> WHAT THE TASK REQUIRES
Go through the records and copy each line where the word "true" occurs.

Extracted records
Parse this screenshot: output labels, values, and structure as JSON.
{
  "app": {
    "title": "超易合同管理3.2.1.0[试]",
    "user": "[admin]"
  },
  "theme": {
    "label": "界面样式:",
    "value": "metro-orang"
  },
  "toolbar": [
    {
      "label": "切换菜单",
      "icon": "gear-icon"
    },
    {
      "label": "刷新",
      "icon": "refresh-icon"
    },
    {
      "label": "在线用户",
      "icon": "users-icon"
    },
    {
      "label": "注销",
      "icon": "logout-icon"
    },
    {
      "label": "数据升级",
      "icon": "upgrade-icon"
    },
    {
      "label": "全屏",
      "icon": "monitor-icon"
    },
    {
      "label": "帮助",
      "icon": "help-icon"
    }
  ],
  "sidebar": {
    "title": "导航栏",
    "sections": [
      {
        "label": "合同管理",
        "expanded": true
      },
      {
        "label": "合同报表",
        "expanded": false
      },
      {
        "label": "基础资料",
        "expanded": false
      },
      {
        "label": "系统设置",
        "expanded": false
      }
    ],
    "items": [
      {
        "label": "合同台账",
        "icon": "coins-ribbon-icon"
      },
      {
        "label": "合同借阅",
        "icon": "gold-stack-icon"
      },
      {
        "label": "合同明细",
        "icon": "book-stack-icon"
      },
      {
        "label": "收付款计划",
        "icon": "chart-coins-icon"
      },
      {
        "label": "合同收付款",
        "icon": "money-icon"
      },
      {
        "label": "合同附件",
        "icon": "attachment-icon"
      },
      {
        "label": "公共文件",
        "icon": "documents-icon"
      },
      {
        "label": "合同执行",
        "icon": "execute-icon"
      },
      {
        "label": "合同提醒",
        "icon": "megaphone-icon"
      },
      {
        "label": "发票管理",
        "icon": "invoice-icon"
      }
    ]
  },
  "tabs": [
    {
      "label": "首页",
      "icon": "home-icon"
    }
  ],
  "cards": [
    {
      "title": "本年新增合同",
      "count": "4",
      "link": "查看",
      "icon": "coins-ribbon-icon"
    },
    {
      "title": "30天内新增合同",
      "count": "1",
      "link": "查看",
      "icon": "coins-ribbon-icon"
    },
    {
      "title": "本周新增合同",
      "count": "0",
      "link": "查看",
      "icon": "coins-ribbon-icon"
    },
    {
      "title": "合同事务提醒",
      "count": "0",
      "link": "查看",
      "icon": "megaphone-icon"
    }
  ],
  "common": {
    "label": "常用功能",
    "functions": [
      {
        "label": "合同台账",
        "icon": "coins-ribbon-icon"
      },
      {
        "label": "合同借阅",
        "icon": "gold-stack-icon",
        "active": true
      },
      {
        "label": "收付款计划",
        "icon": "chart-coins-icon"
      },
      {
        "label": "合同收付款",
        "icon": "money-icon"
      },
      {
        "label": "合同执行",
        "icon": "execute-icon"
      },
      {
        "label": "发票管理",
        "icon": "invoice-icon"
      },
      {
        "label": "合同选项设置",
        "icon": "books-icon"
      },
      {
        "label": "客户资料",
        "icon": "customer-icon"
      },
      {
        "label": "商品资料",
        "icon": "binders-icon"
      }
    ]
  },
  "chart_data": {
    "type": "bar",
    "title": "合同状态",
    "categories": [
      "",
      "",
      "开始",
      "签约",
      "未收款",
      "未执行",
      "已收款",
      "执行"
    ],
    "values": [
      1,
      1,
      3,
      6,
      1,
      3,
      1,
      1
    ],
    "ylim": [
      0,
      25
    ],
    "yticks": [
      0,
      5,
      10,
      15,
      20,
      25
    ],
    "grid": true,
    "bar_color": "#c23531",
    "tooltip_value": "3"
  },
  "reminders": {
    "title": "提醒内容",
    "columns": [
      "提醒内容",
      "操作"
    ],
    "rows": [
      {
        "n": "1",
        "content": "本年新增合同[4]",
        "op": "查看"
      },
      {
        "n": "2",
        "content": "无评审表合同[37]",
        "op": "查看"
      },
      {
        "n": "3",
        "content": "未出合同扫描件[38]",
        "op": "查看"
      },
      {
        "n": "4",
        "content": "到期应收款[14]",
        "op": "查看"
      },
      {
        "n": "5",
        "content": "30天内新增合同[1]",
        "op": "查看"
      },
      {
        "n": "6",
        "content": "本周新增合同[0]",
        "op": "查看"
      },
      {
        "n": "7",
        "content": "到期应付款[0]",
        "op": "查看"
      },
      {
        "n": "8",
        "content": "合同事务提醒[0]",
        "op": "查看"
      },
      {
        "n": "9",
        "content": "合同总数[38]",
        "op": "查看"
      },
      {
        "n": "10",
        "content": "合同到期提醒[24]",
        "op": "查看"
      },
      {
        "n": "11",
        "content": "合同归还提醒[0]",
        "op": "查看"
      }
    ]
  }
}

> TASK ANSWER
        "expanded": true
        "active": true
    "grid": true,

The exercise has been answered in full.